Data for the task: Begin

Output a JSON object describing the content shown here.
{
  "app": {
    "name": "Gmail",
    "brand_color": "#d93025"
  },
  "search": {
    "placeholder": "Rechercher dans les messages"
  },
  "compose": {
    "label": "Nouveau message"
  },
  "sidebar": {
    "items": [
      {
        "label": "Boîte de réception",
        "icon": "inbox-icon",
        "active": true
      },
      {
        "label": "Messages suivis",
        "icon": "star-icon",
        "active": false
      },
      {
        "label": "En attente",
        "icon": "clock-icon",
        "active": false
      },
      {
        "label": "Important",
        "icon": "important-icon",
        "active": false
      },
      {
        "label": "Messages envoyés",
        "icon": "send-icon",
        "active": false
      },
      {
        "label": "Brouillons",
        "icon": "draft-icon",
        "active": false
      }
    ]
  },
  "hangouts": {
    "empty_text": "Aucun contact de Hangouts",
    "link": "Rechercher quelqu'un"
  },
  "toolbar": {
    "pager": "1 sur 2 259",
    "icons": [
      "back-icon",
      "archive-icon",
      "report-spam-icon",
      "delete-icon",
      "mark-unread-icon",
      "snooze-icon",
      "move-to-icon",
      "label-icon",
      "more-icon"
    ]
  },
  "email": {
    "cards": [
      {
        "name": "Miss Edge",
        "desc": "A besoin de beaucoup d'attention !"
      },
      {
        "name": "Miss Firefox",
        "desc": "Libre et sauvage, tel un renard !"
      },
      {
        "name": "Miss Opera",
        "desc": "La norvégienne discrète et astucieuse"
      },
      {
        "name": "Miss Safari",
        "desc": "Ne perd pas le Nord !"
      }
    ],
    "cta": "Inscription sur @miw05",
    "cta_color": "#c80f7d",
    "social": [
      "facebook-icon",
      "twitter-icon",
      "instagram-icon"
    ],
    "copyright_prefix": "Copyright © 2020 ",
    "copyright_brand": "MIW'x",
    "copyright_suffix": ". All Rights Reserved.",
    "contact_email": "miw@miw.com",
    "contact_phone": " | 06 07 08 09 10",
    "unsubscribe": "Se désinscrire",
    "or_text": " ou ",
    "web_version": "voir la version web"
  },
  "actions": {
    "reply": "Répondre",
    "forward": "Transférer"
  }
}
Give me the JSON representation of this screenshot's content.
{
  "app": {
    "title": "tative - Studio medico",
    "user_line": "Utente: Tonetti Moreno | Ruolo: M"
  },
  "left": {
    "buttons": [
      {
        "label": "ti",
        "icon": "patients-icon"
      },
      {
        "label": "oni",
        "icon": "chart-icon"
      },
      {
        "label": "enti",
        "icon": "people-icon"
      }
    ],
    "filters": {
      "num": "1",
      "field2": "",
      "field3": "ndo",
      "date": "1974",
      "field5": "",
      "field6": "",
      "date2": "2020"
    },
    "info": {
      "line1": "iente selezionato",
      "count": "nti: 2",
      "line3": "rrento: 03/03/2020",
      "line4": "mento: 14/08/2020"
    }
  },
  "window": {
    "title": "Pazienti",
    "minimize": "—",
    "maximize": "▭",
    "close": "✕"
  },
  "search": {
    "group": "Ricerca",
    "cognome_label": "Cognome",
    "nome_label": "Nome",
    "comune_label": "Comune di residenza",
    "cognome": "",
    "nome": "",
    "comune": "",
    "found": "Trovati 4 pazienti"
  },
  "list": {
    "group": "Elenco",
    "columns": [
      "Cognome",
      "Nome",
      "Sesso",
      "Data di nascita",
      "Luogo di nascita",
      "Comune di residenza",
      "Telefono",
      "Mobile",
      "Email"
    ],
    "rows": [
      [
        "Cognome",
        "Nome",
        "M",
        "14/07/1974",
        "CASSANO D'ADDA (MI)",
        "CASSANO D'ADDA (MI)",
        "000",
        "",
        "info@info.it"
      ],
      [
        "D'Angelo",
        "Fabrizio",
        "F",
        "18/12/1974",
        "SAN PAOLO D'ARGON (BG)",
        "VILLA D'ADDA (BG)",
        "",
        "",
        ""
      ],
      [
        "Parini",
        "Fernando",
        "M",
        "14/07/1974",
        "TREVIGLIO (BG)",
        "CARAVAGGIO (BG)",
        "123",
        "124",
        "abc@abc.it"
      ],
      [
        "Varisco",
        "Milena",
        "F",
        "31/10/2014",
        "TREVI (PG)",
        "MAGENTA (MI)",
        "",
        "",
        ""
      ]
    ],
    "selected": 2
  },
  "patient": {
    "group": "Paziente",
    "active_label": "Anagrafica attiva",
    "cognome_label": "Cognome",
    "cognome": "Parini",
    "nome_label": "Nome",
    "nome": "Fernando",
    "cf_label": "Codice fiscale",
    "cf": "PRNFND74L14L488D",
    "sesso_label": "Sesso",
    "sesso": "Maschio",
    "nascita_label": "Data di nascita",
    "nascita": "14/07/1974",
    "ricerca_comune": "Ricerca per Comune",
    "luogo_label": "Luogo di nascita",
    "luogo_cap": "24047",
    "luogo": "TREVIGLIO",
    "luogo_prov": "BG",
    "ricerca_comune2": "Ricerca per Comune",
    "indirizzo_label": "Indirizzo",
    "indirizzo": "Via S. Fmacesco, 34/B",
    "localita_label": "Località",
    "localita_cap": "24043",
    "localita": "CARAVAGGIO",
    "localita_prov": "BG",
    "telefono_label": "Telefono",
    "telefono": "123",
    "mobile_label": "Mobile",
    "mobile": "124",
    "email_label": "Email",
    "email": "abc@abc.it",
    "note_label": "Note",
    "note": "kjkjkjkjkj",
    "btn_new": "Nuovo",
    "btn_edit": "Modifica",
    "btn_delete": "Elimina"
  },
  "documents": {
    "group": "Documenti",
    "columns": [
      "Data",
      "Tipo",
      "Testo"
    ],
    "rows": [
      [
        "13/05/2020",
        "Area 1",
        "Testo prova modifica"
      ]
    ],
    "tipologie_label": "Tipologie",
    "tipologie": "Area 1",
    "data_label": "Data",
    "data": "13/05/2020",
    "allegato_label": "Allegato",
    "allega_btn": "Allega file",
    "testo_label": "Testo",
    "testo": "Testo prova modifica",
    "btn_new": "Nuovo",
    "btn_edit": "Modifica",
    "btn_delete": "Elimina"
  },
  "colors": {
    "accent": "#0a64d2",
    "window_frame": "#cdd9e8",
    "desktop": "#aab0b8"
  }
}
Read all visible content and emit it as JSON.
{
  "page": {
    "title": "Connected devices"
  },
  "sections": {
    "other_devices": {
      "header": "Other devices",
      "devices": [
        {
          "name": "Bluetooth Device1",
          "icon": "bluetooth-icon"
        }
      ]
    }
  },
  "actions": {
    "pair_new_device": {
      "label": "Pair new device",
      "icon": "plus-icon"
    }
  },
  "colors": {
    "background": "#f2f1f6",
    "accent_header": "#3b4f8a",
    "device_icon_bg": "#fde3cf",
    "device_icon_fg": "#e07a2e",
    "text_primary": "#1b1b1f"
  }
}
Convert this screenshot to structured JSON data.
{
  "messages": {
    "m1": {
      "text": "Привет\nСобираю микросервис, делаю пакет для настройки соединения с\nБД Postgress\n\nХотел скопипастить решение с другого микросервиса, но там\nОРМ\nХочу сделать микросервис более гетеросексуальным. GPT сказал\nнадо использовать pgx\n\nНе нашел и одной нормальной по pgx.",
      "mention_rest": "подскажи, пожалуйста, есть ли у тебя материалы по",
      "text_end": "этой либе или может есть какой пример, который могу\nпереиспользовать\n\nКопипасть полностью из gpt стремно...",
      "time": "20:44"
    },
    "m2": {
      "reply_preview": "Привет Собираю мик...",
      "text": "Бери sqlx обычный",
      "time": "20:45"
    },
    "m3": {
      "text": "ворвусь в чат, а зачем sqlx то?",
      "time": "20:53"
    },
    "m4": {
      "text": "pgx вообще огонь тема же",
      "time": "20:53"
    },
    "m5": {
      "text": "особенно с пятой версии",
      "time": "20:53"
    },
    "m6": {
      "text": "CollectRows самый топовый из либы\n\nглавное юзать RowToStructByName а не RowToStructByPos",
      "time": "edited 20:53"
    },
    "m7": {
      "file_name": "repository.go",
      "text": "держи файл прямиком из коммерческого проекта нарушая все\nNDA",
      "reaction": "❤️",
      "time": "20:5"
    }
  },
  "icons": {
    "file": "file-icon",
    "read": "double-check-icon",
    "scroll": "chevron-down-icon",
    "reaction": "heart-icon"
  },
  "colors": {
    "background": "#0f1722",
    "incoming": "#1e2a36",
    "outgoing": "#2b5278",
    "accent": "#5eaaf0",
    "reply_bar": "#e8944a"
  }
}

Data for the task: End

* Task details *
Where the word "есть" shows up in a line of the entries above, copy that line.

* Solution for this task *
      "mention_rest": "подскажи, пожалуйста, есть ли у тебя материалы по",
      "text_end": "этой либе или может есть какой пример, который могу\nпереиспользовать\n\nКопипасть полностью из gpt стремно...",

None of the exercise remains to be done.